[TASK STATEMENT]
Write out all of the entries that follow, word for word, but skip the pictures.

[INPUT DATA]
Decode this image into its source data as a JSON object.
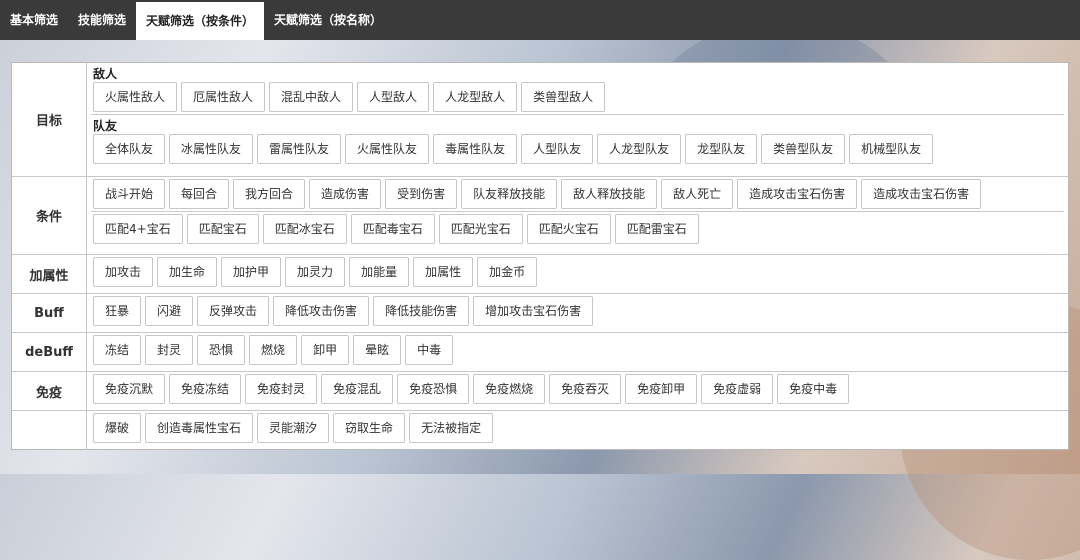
{
  "tabs": [
    {
      "label": "基本筛选"
    },
    {
      "label": "技能筛选"
    },
    {
      "label": "天赋筛选（按条件）"
    },
    {
      "label": "天赋筛选（按名称）"
    }
  ],
  "active_tab": 2,
  "rows": {
    "target": {
      "label": "目标",
      "enemy": {
        "title": "敌人",
        "items": [
          "火属性敌人",
          "厄属性敌人",
          "混乱中敌人",
          "人型敌人",
          "人龙型敌人",
          "类兽型敌人"
        ]
      },
      "ally": {
        "title": "队友",
        "items": [
          "全体队友",
          "冰属性队友",
          "雷属性队友",
          "火属性队友",
          "毒属性队友",
          "人型队友",
          "人龙型队友",
          "龙型队友",
          "类兽型队友",
          "机械型队友"
        ]
      }
    },
    "condition": {
      "label": "条件",
      "line1": [
        "战斗开始",
        "每回合",
        "我方回合",
        "造成伤害",
        "受到伤害",
        "队友释放技能",
        "敌人释放技能",
        "敌人死亡",
        "造成攻击宝石伤害",
        "造成攻击宝石伤害"
      ],
      "line2": [
        "匹配4+宝石",
        "匹配宝石",
        "匹配冰宝石",
        "匹配毒宝石",
        "匹配光宝石",
        "匹配火宝石",
        "匹配雷宝石"
      ]
    },
    "attr": {
      "label": "加属性",
      "items": [
        "加攻击",
        "加生命",
        "加护甲",
        "加灵力",
        "加能量",
        "加属性",
        "加金币"
      ]
    },
    "buff": {
      "label": "Buff",
      "items": [
        "狂暴",
        "闪避",
        "反弹攻击",
        "降低攻击伤害",
        "降低技能伤害",
        "增加攻击宝石伤害"
      ]
    },
    "debuff": {
      "label": "deBuff",
      "items": [
        "冻结",
        "封灵",
        "恐惧",
        "燃烧",
        "卸甲",
        "晕眩",
        "中毒"
      ]
    },
    "immune": {
      "label": "免疫",
      "items": [
        "免疫沉默",
        "免疫冻结",
        "免疫封灵",
        "免疫混乱",
        "免疫恐惧",
        "免疫燃烧",
        "免疫吞灭",
        "免疫卸甲",
        "免疫虚弱",
        "免疫中毒"
      ]
    },
    "other": {
      "label": "",
      "items": [
        "爆破",
        "创造毒属性宝石",
        "灵能潮汐",
        "窃取生命",
        "无法被指定"
      ]
    }
  }
}
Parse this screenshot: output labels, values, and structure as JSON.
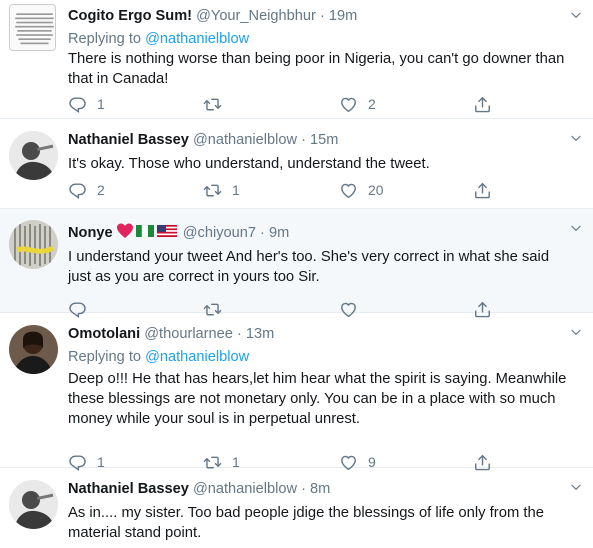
{
  "tweets": [
    {
      "name": "Cogito Ergo Sum!",
      "handle": "@Your_Neighbhur",
      "time": "19m",
      "replying_label": "Replying to",
      "replying_to": "@nathanielblow",
      "text_lines": [
        "There is nothing worse than being poor in Nigeria, you can't go downer than",
        "that in Canada!"
      ],
      "replies": "1",
      "retweets": "",
      "likes": "2"
    },
    {
      "name": "Nathaniel Bassey",
      "handle": "@nathanielblow",
      "time": "15m",
      "text_lines": [
        "It's okay. Those who understand, understand the tweet."
      ],
      "replies": "2",
      "retweets": "1",
      "likes": "20"
    },
    {
      "name": "Nonye",
      "handle": "@chiyoun7",
      "time": "9m",
      "text_lines": [
        "I understand your tweet And her's too. She's very correct in what she said",
        "just as you are correct in yours too Sir."
      ],
      "replies": "",
      "retweets": "",
      "likes": ""
    },
    {
      "name": "Omotolani",
      "handle": "@thourlarnee",
      "time": "13m",
      "replying_label": "Replying to",
      "replying_to": "@nathanielblow",
      "text_lines": [
        "Deep o!!! He that has hears,let him hear what the spirit is saying. Meanwhile",
        "these blessings are  not monetary only. You can be in a place with so much",
        "money while your soul is in perpetual unrest."
      ],
      "replies": "1",
      "retweets": "1",
      "likes": "9"
    },
    {
      "name": "Nathaniel Bassey",
      "handle": "@nathanielblow",
      "time": "8m",
      "text_lines": [
        "As in.... my sister. Too bad people jdige the blessings of life only from the",
        "material stand point."
      ]
    }
  ],
  "separator": "·",
  "icons": {
    "reply": "reply-icon",
    "retweet": "retweet-icon",
    "like": "heart-icon",
    "share": "share-icon",
    "caret": "chevron-down-icon"
  },
  "colors": {
    "link": "#1da1f2",
    "secondary": "#657786",
    "highlight_bg": "#f5f8fa",
    "heart_emoji": "#e0245e"
  }
}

[WRITTEN SOLUTION]
Decode this image into its source data as a JSON object.
{
  "tabs": [
    {
      "label": "基本筛选"
    },
    {
      "label": "技能筛选"
    },
    {
      "label": "天赋筛选（按条件）"
    },
    {
      "label": "天赋筛选（按名称）"
    }
  ],
  "active_tab": 2,
  "rows": {
    "target": {
      "label": "目标",
      "enemy": {
        "title": "敌人",
        "items": [
          "火属性敌人",
          "厄属性敌人",
          "混乱中敌人",
          "人型敌人",
          "人龙型敌人",
          "类兽型敌人"
        ]
      },
      "ally": {
        "title": "队友",
        "items": [
          "全体队友",
          "冰属性队友",
          "雷属性队友",
          "火属性队友",
          "毒属性队友",
          "人型队友",
          "人龙型队友",
          "龙型队友",
          "类兽型队友",
          "机械型队友"
        ]
      }
    },
    "condition": {
      "label": "条件",
      "line1": [
        "战斗开始",
        "每回合",
        "我方回合",
        "造成伤害",
        "受到伤害",
        "队友释放技能",
        "敌人释放技能",
        "敌人死亡",
        "造成攻击宝石伤害",
        "造成攻击宝石伤害"
      ],
      "line2": [
        "匹配4+宝石",
        "匹配宝石",
        "匹配冰宝石",
        "匹配毒宝石",
        "匹配光宝石",
        "匹配火宝石",
        "匹配雷宝石"
      ]
    },
    "attr": {
      "label": "加属性",
      "items": [
        "加攻击",
        "加生命",
        "加护甲",
        "加灵力",
        "加能量",
        "加属性",
        "加金币"
      ]
    },
    "buff": {
      "label": "Buff",
      "items": [
        "狂暴",
        "闪避",
        "反弹攻击",
        "降低攻击伤害",
        "降低技能伤害",
        "增加攻击宝石伤害"
      ]
    },
    "debuff": {
      "label": "deBuff",
      "items": [
        "冻结",
        "封灵",
        "恐惧",
        "燃烧",
        "卸甲",
        "晕眩",
        "中毒"
      ]
    },
    "immune": {
      "label": "免疫",
      "items": [
        "免疫沉默",
        "免疫冻结",
        "免疫封灵",
        "免疫混乱",
        "免疫恐惧",
        "免疫燃烧",
        "免疫吞灭",
        "免疫卸甲",
        "免疫虚弱",
        "免疫中毒"
      ]
    },
    "other": {
      "label": "",
      "items": [
        "爆破",
        "创造毒属性宝石",
        "灵能潮汐",
        "窃取生命",
        "无法被指定"
      ]
    }
  }
}
Parse this screenshot: output labels, values, and structure as JSON.
{
  "tweets": [
    {
      "name": "Cogito Ergo Sum!",
      "handle": "@Your_Neighbhur",
      "time": "19m",
      "replying_label": "Replying to",
      "replying_to": "@nathanielblow",
      "text_lines": [
        "There is nothing worse than being poor in Nigeria, you can't go downer than",
        "that in Canada!"
      ],
      "replies": "1",
      "retweets": "",
      "likes": "2"
    },
    {
      "name": "Nathaniel Bassey",
      "handle": "@nathanielblow",
      "time": "15m",
      "text_lines": [
        "It's okay. Those who understand, understand the tweet."
      ],
      "replies": "2",
      "retweets": "1",
      "likes": "20"
    },
    {
      "name": "Nonye",
      "handle": "@chiyoun7",
      "time": "9m",
      "text_lines": [
        "I understand your tweet And her's too. She's very correct in what she said",
        "just as you are correct in yours too Sir."
      ],
      "replies": "",
      "retweets": "",
      "likes": ""
    },
    {
      "name": "Omotolani",
      "handle": "@thourlarnee",
      "time": "13m",
      "replying_label": "Replying to",
      "replying_to": "@nathanielblow",
      "text_lines": [
        "Deep o!!! He that has hears,let him hear what the spirit is saying. Meanwhile",
        "these blessings are  not monetary only. You can be in a place with so much",
        "money while your soul is in perpetual unrest."
      ],
      "replies": "1",
      "retweets": "1",
      "likes": "9"
    },
    {
      "name": "Nathaniel Bassey",
      "handle": "@nathanielblow",
      "time": "8m",
      "text_lines": [
        "As in.... my sister. Too bad people jdige the blessings of life only from the",
        "material stand point."
      ]
    }
  ],
  "separator": "·",
  "icons": {
    "reply": "reply-icon",
    "retweet": "retweet-icon",
    "like": "heart-icon",
    "share": "share-icon",
    "caret": "chevron-down-icon"
  },
  "colors": {
    "link": "#1da1f2",
    "secondary": "#657786",
    "highlight_bg": "#f5f8fa",
    "heart_emoji": "#e0245e"
  }
}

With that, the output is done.